## EXERCISE DESCRIPTION
Copy out all the lines of the data that hold the word "Цена".

┌────────

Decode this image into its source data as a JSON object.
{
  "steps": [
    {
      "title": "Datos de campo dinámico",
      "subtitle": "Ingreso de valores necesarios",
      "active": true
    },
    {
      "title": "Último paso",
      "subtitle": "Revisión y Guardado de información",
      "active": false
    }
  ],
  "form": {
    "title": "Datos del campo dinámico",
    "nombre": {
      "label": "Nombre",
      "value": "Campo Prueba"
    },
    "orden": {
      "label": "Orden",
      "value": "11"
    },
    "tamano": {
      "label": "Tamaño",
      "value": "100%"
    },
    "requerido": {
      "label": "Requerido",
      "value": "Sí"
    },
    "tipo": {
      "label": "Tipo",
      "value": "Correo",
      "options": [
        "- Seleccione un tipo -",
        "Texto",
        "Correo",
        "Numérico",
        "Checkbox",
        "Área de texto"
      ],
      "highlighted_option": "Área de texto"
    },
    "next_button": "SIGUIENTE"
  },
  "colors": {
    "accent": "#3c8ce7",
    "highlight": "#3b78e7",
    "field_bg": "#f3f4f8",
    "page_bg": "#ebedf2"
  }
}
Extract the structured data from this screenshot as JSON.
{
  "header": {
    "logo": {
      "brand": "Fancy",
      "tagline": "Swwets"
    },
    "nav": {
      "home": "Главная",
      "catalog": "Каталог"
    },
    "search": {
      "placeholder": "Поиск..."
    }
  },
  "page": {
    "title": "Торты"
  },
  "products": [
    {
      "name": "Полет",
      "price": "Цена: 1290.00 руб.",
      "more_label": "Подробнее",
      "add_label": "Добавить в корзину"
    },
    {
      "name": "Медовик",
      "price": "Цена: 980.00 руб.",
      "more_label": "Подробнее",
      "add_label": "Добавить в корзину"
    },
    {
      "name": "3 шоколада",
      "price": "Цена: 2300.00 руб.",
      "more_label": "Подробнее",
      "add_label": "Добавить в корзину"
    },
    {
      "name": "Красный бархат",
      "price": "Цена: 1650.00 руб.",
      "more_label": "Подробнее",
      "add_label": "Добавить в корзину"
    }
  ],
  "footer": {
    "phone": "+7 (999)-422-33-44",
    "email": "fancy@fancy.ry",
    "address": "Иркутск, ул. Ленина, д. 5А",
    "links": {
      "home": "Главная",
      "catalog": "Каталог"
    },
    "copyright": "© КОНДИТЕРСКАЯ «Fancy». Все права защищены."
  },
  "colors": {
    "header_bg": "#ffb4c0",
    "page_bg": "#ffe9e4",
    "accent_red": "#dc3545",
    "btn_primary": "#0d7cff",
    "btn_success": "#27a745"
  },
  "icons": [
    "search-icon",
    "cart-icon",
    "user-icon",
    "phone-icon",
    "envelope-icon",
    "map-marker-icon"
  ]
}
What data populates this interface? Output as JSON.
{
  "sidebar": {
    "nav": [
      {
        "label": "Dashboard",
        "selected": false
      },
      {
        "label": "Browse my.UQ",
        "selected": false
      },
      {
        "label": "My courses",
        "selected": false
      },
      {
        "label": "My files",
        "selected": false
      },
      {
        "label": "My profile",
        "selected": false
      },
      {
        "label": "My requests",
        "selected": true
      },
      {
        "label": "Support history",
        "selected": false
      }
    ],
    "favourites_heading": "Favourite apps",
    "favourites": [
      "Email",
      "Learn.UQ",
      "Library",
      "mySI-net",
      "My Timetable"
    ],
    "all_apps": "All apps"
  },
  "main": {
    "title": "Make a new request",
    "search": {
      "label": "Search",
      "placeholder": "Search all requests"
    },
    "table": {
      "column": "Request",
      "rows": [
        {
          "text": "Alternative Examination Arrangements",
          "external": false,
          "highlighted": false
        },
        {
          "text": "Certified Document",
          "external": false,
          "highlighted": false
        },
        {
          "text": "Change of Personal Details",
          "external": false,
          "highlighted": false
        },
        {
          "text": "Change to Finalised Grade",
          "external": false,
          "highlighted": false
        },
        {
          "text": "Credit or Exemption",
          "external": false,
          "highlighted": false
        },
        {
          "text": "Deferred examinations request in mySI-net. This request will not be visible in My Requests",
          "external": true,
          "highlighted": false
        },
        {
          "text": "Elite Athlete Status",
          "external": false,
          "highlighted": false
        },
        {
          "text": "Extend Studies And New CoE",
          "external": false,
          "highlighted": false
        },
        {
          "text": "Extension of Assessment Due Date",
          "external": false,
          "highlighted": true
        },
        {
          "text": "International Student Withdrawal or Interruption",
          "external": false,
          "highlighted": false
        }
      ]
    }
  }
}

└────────

## THE ANSWER
      "price": "Цена: 1290.00 руб.",
      "price": "Цена: 980.00 руб.",
      "price": "Цена: 2300.00 руб.",
      "price": "Цена: 1650.00 руб.",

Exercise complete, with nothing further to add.